Class title: Antarctica
Staging: Bench, space allowed 60cm width, judged from front and sides
With an interpretive design, it is important to “tell the story” with your plant material so that anyone viewing the design will understand the picture being presented by the design.
Here, I wanted to emphasise the cold, stark nature of the frozen landscape of Antarctica so have chosen a white ceramic boat shaped vase as the container for my design. The colours of the plant material are in keeping with this – white, pale green, yellow/green.
The container is filled with white pebbles and one piece of dry floral foam in which I can anchor some of the plant material. I do not need a water source for any of the plant material in this design as they will all remain turgid (full of moisture) for the duration of the Show.
A lichen covered branch is placed horizontally across the container and wired into the floral foam. Thinner branches with interesting twists and bends are placed in front of the large branch. One taller branch has the main section wrapped in fuzzy white wool with the side branches left natural, giving the effect of ice on the branch.
A grouping of Australian native woolly bush is placed at the back of the design for some height. Without a water source this will naturally dry to a paler green, almost white, adding to the “cool” effect of the design.
Full and sliced banksia flowers are placed vertically in the design as well as glued at various angles to the container and the main (horizontal) branch. Finally an arum lilly is bent across the design. This is not in water so the flower will not open any further, although it will last for about 5 days. If it were to open fully, the flower would dominate the design – not the effect I wanted.
For judging this design was placed at an angle of 30 degrees on the bench to give it some depth and enhance to judges perspective of the sides of the design.
Judging feedback: This design makes you shiver a bit just looking at it – a great interpretation of the class title. The container is very dominant (as happens with white containers, so there could be more plant material against it to lessen this effect.
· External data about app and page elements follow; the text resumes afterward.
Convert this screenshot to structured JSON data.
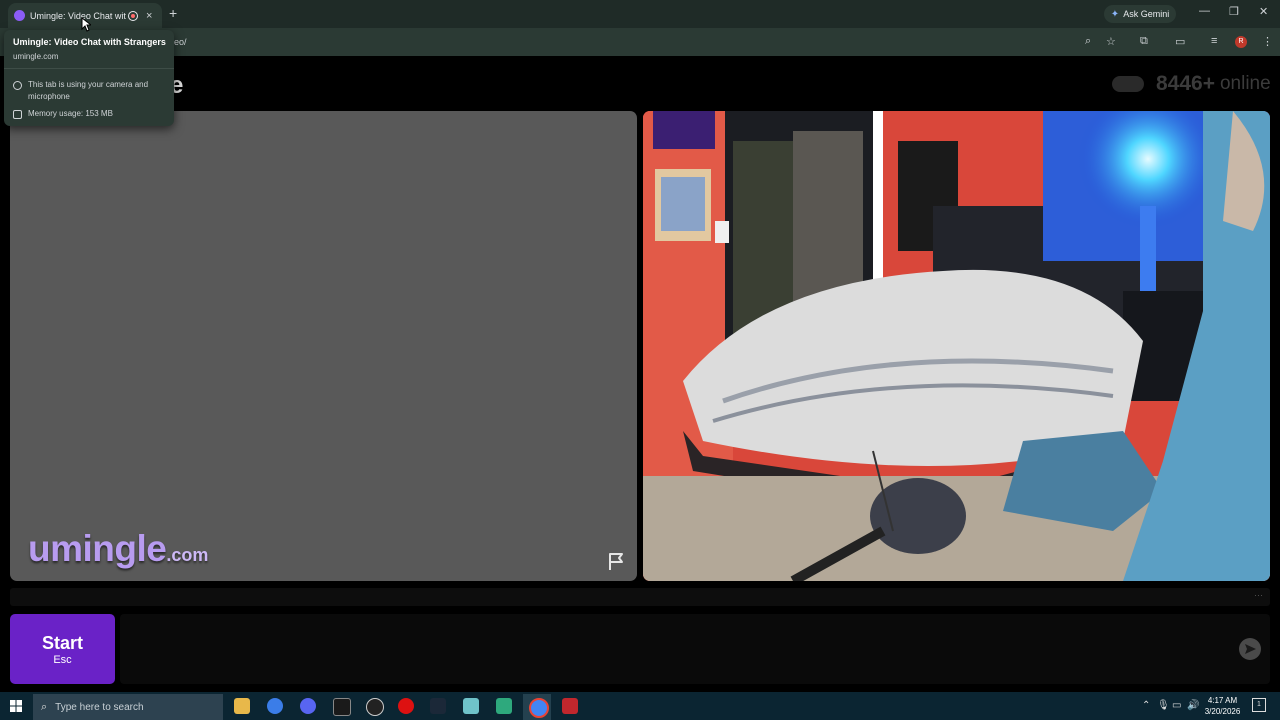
{
  "browser": {
    "tab_title": "Umingle: Video Chat with Strangers",
    "tab_close": "×",
    "new_tab": "+",
    "ask_gemini": "Ask Gemini",
    "url_partial": "eo/",
    "profile_initial": "R",
    "colors": {
      "tab_bar": "#1f2b27",
      "toolbar": "#2b3a34",
      "favicon": "#8b5cf6"
    }
  },
  "tooltip": {
    "title": "Umingle: Video Chat with Strangers",
    "url": "umingle.com",
    "camera_notice": "This tab is using your camera and microphone",
    "memory": "Memory usage: 153 MB"
  },
  "site": {
    "online_count": "8446+",
    "online_label": "online",
    "logo_stub": "e",
    "watermark_main": "umingle",
    "watermark_tld": ".com",
    "start_label": "Start",
    "start_hint": "Esc",
    "strip_dots": "···",
    "colors": {
      "accent": "#6a22c7",
      "watermark": "#b89cf0",
      "video_bg": "#595959"
    }
  },
  "taskbar": {
    "search_placeholder": "Type here to search",
    "time": "4:17 AM",
    "date": "3/20/2026",
    "notification_count": "1",
    "colors": {
      "background": "#0b2532"
    }
  }
}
The design would benefit from a tall placement of another arum lilly both for height and rhythm in the design.